Lotteries are a form of gambling where players choose random numbers and hope to win large sums of money. They are also a means for governments to raise funds. These games are popular in some countries, and have a long history. In other parts of the world they are banned because of public health and safety concerns.
They are also criticized because they are often deceptive and based on chance alone. The odds of winning the jackpot are usually low, and prize winners typically receive annuity payments that diminish as taxes and inflation increase.
Some states use the proceeds of lottery programs to earmark them for specific purposes, such as education. Those who support lottery programs argue that the proceeds are an effective way to ensure that money is spent on the public good.
These arguments may be persuasive in times of economic stress, when citizens are concerned about how government spending will be affected. However, studies show that the popularity of lotteries is not necessarily linked to a state’s fiscal condition.
Rather, the popularity of the lottery is largely dependent on the perception that it serves a public good. If the proceeds from a lottery program are seen as primarily being used to fund the specific public good, then it is likely that state governments will choose to adopt the scheme.
A number of research studies have found that frequent players are more likely to be high-school educated and middle-aged men in the middle of the economic spectrum. They are less likely to be poor or to have a problem with gambling, and they tend to live in relatively stable, middle-class neighborhoods.
They are also more likely to have a household income higher than the federal poverty level. Moreover, they are more likely to be employed and have children.

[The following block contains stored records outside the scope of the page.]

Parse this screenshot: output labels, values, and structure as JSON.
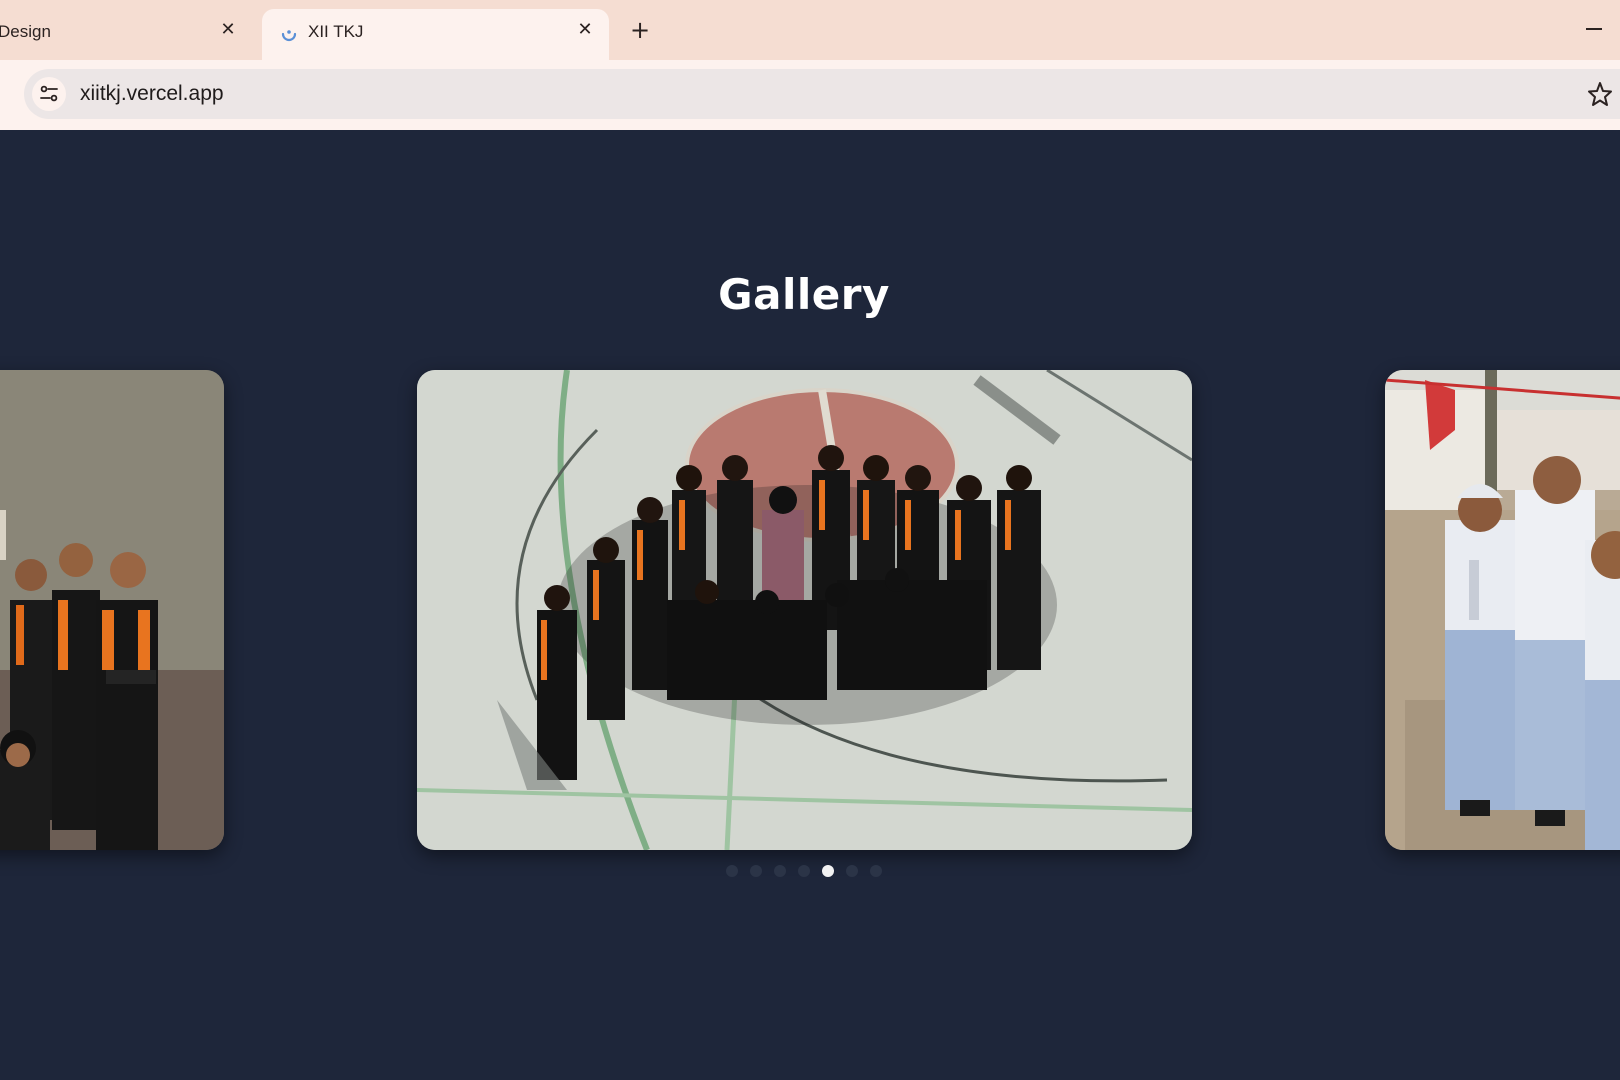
{
  "browser": {
    "tabs": [
      {
        "title": "Design",
        "active": false
      },
      {
        "title": "XII TKJ",
        "active": true
      }
    ],
    "url": "xiitkj.vercel.app"
  },
  "page": {
    "heading": "Gallery",
    "carousel": {
      "slide_count": 7,
      "active_index": 4,
      "slides": [
        {
          "position": "previous",
          "description": "students in black-orange uniforms posing indoors"
        },
        {
          "position": "current",
          "description": "aerial group photo of class on school court"
        },
        {
          "position": "next",
          "description": "students in white-grey school uniforms posing outdoors"
        }
      ]
    }
  },
  "colors": {
    "background": "#1e263a",
    "tabstrip": "#f5ddd2",
    "active_tab": "#fdf2ee",
    "dot_active": "#f2f2f2",
    "dot_inactive": "#2b3447"
  }
}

The lottery has a strong tradition in many cultures, and many people find the game appealing. Some even believe that it is an omen of good luck.
Despite the prevalence of these beliefs, a number of studies have found that lottery participation is actually correlated with a variety of personal characteristics. For example, lottery players are more likely to be married and have children than those who do not play.
They also have a more optimistic view of the future than those who do not play. For example, lottery participants are more likely to expect to be in a job in 20 years than those who do not play.
One reason for this is that lottery participants tend to be younger and more educated than those who do not play. These young people are more likely to see themselves as potential workers in the future and are more motivated to develop their skills in order to secure employment.
Another reason for the widespread popularity of the lottery is that it is an easy and quick way to obtain a large amount of cash. This fact is especially true of scratch cards, which are fast and easy to purchase and play.